The woman taking tickets asked whether I was carrying a gun. She called me “Sir” in a tone calibrated to let me know I was welcome here at the Florida Gun Show. I assured her I was not carrying a weapon. She took my ticket and motioned for me to go around the man in front of me, who did have a gun. The man had to show that his gun was unloaded and that he was not carrying loose ammunition. The ticket taker took the man’s gun and secured it with a plastic tie strap, checking it twice before handing it back.
At the gun show I attended in Orlando last month, there was strict gun control.
Inside, atop nearly 600 tables, an array of handguns, shotguns, assault rifles, and ammunition formed a tidy metallic sea. A gawky white man with his hair tucked behind his ears walked me along his table. He held the handguns cupped in his hands like they were baby birds. He offered up a dozen like this, in succession, until I finally accepted one. It was a Remington RM380, a lethal little thing designed to fit in a purse. A two-hour class was starting in 20 minutes, for a concealed-carry permit that would allow me to walk around with the semiautomatic pistol secreted away in my pocket.

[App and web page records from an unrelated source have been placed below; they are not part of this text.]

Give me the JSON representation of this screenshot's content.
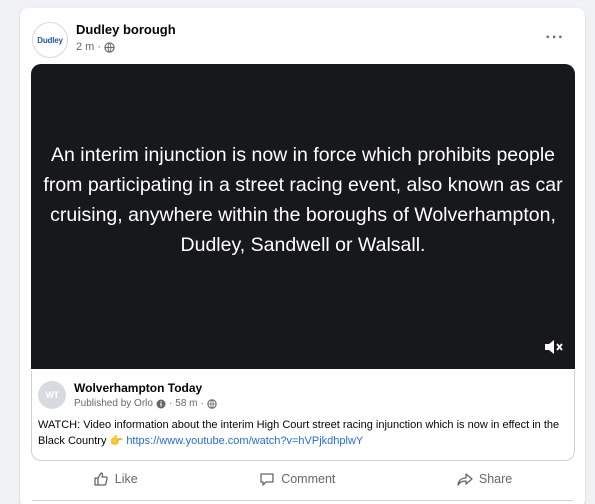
{
  "post": {
    "author": "Dudley borough",
    "avatar_text": "Dudley",
    "time": "2 m",
    "separator": "·",
    "privacy_icon": "globe-icon",
    "more_icon": "more-options-icon",
    "more_label": "···"
  },
  "video": {
    "caption": "An interim injunction is now in force which prohibits people from participating in a street racing event, also known as car cruising, anywhere within the boroughs of Wolverhampton, Dudley, Sandwell or Walsall.",
    "mute_icon": "mute-icon"
  },
  "shared_post": {
    "author": "Wolverhampton Today",
    "avatar_text": "WT",
    "published_by": "Published by Orlo",
    "time": "58 m",
    "separator": "·",
    "body": "WATCH: Video information about the interim High Court street racing injunction which is now in effect in the Black Country",
    "emoji": "👉",
    "link": "https://www.youtube.com/watch?v=hVPjkdhplwY"
  },
  "actions": {
    "like": "Like",
    "comment": "Comment",
    "share": "Share"
  },
  "colors": {
    "accent": "#216fdb",
    "video_bg": "#17181a",
    "muted_text": "#65676b"
  }
}
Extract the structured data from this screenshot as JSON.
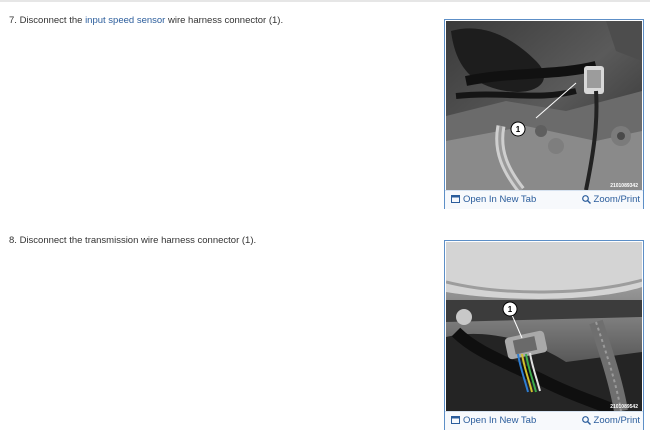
{
  "steps": [
    {
      "number": "7.",
      "text_before": "Disconnect the",
      "link_text": "input speed sensor",
      "text_after": "wire harness connector (1).",
      "figure": {
        "callout": "1",
        "part_number": "2101089342",
        "open_label": "Open In New Tab",
        "zoom_label": "Zoom/Print"
      }
    },
    {
      "number": "8.",
      "text": "Disconnect the transmission wire harness connector (1).",
      "figure": {
        "callout": "1",
        "part_number": "2101089542",
        "open_label": "Open In New Tab",
        "zoom_label": "Zoom/Print"
      }
    }
  ],
  "icons": {
    "open_tab": "open-in-new-tab-icon",
    "zoom": "magnifier-icon"
  },
  "colors": {
    "link": "#2b5d9c",
    "figure_border": "#5d8fc7",
    "body_text": "#333333"
  }
}
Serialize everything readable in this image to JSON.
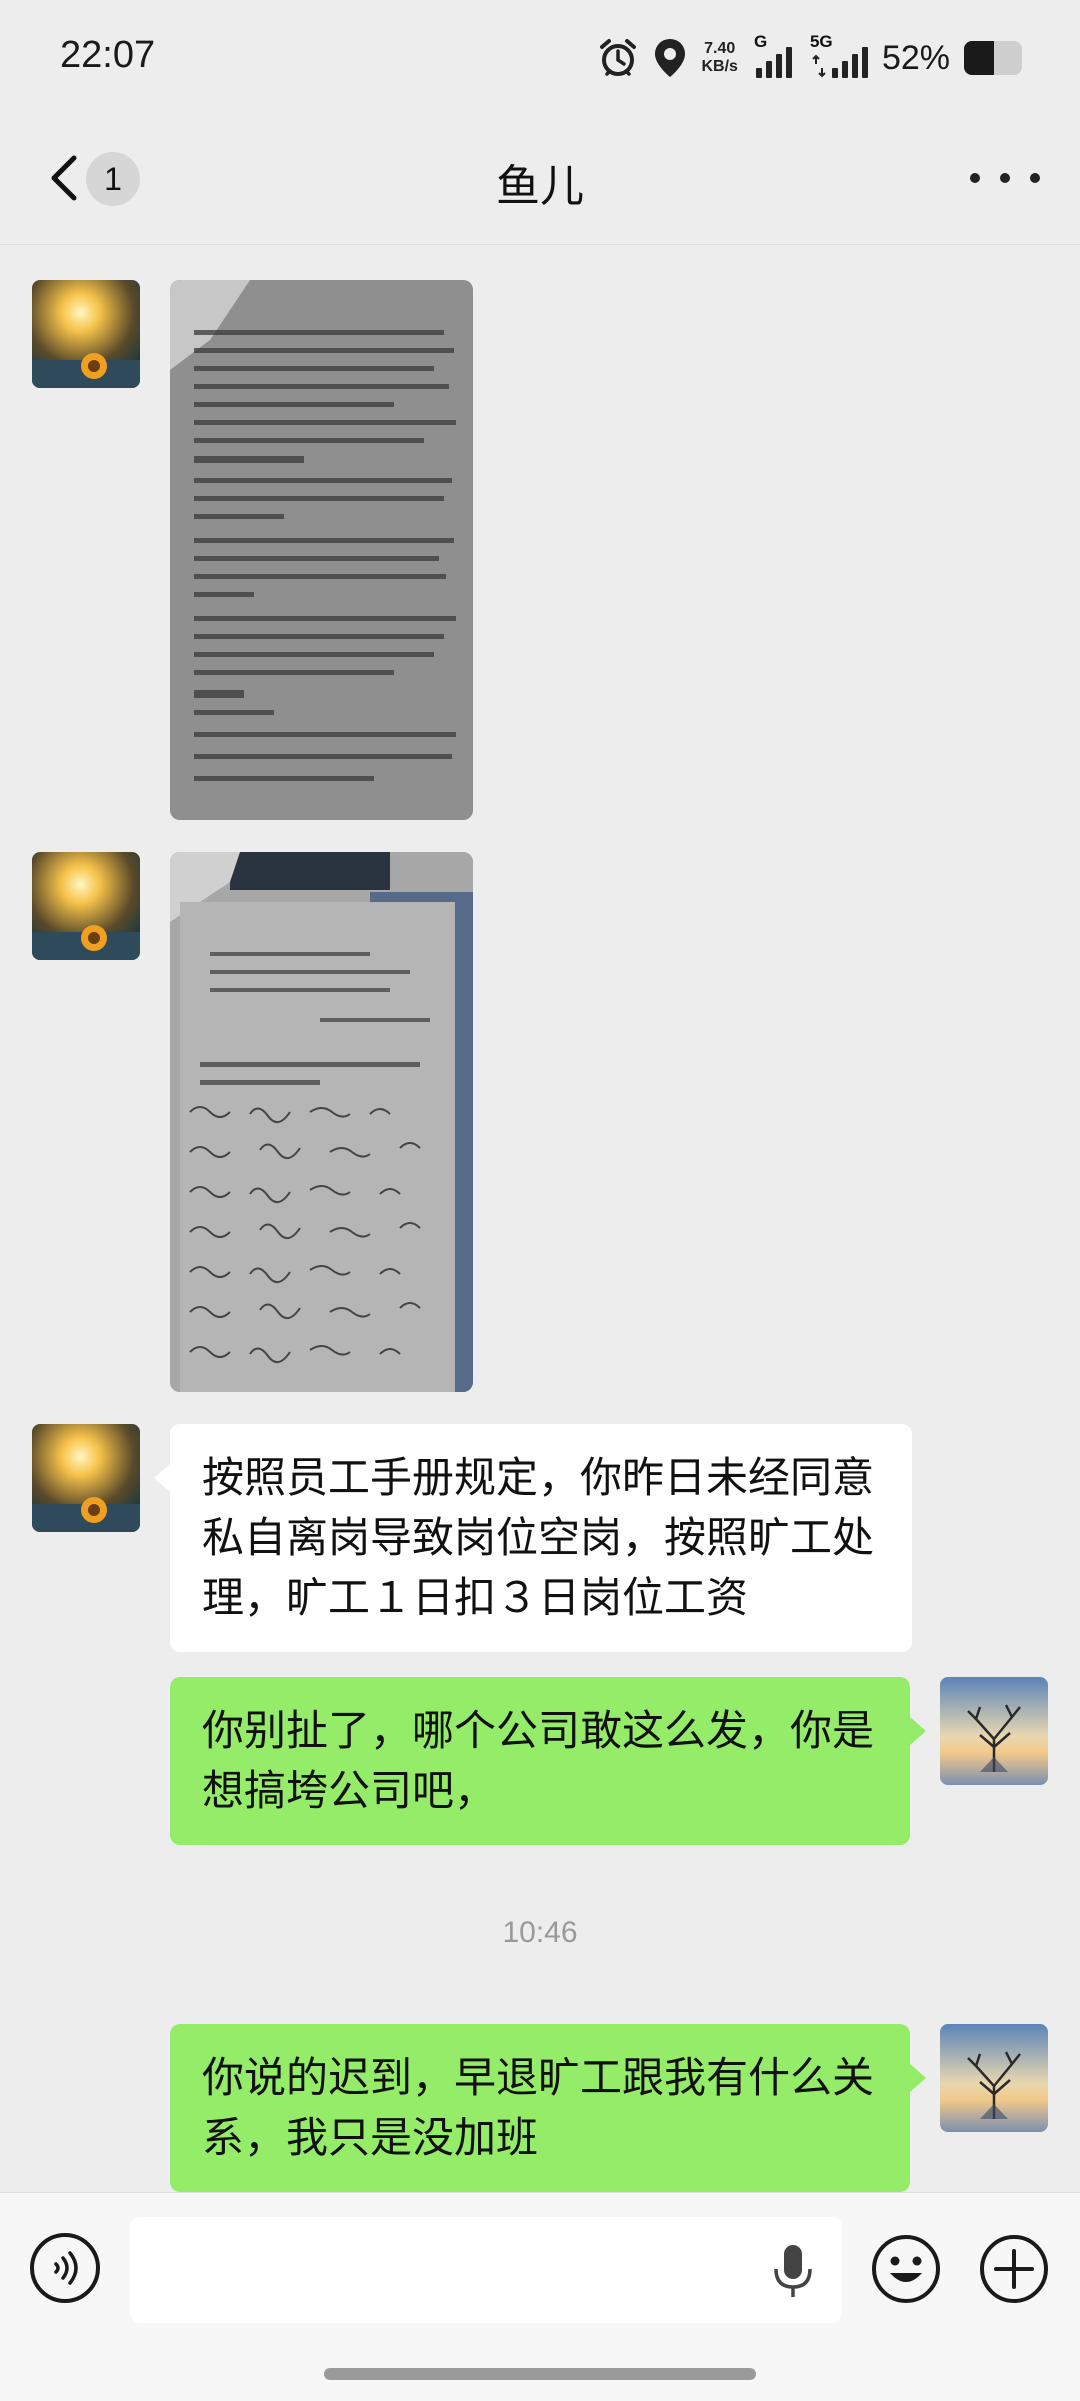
{
  "status_bar": {
    "time": "22:07",
    "net_speed_value": "7.40",
    "net_speed_unit": "KB/s",
    "sim1_tag": "G",
    "sim2_tag": "5G",
    "battery_percent": "52%",
    "battery_level": 0.52,
    "icons": [
      "alarm-icon",
      "location-icon"
    ]
  },
  "nav": {
    "unread_count": "1",
    "title": "鱼儿",
    "more_icon": "more-dots-icon"
  },
  "messages": [
    {
      "side": "left",
      "type": "image",
      "content": "photo of employee handbook page (absenteeism rules)"
    },
    {
      "side": "left",
      "type": "image",
      "content": "photo of handbook acknowledgement page with signatures"
    },
    {
      "side": "left",
      "type": "text",
      "text": "按照员工手册规定，你昨日未经同意私自离岗导致岗位空岗，按照旷工处理，旷工１日扣３日岗位工资"
    },
    {
      "side": "right",
      "type": "text",
      "text": "你别扯了，哪个公司敢这么发，你是想搞垮公司吧，"
    },
    {
      "type": "timestamp",
      "text": "10:46"
    },
    {
      "side": "right",
      "type": "text",
      "text": "你说的迟到，早退旷工跟我有什么关系，我只是没加班"
    }
  ],
  "input_bar": {
    "voice_icon": "voice-toggle-icon",
    "mic_icon": "microphone-icon",
    "emoji_icon": "emoji-icon",
    "plus_icon": "plus-icon"
  },
  "colors": {
    "background": "#ededed",
    "bubble_self": "#95ec69",
    "bubble_other": "#ffffff"
  }
}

The day before, Donald Trump had accepted the endorsement of the National Rifle Association, a redundancy given the array of “Trump for President” and “Trump Army” T-shirts on sale at the Orlando gun show. A vendor of “Ladies If Your Man Doesn’t Know How to Fire a Gun You Have a Girlfriend” T-shirts chatted with an Orlando police officer about George Zimmerman’s attempt earlier in the week to sell the gun he had used to kill Trayvon Martin. The officer thought the handgun itself, a Kel-Tec PF-9, was a “piece of shit,” but that Zimmerman was “a good guy” for pledging the proceeds to “stop Hillary.” For the same price as the girlfriend T-shirt ($12) the adjoining table offered a roll of toilet paper with Hillary Clinton’s face printed on it.
Across town, meanwhile, the president of an Orlando-based evangelical Christian law office, Liberty Counsel, had recently announced that she would be carrying her Glock .45 into Target bathrooms. Liberty Counsel’s Anita Staver is best known for representing Kim Davis when the Kentucky county clerk refused to issue marriage licenses to gay and lesbian couples. Now she says she needs her Glock to protect herself from “perverts” who would take advantage of Target’s newly announced trans-friendly bathroom policies.
At the time, I found Orlando’s miasma of gun mania, gender anxiety, and homophobia bizarre and unpleasant, but more amusing than alarming. Three weeks later, a few miles from the fairgrounds hosting the gun show, off-duty security guard Omar Mateen used a Sig Sauer MCX .223-caliber semiautomatic rifle to shoot more than 100 people at the gay nightclub Pulse, killing 49. For days, I watched the photos of the dead scroll across my screen, a heart-crushing pageant of young, beautiful, brown-skinned queens and queers.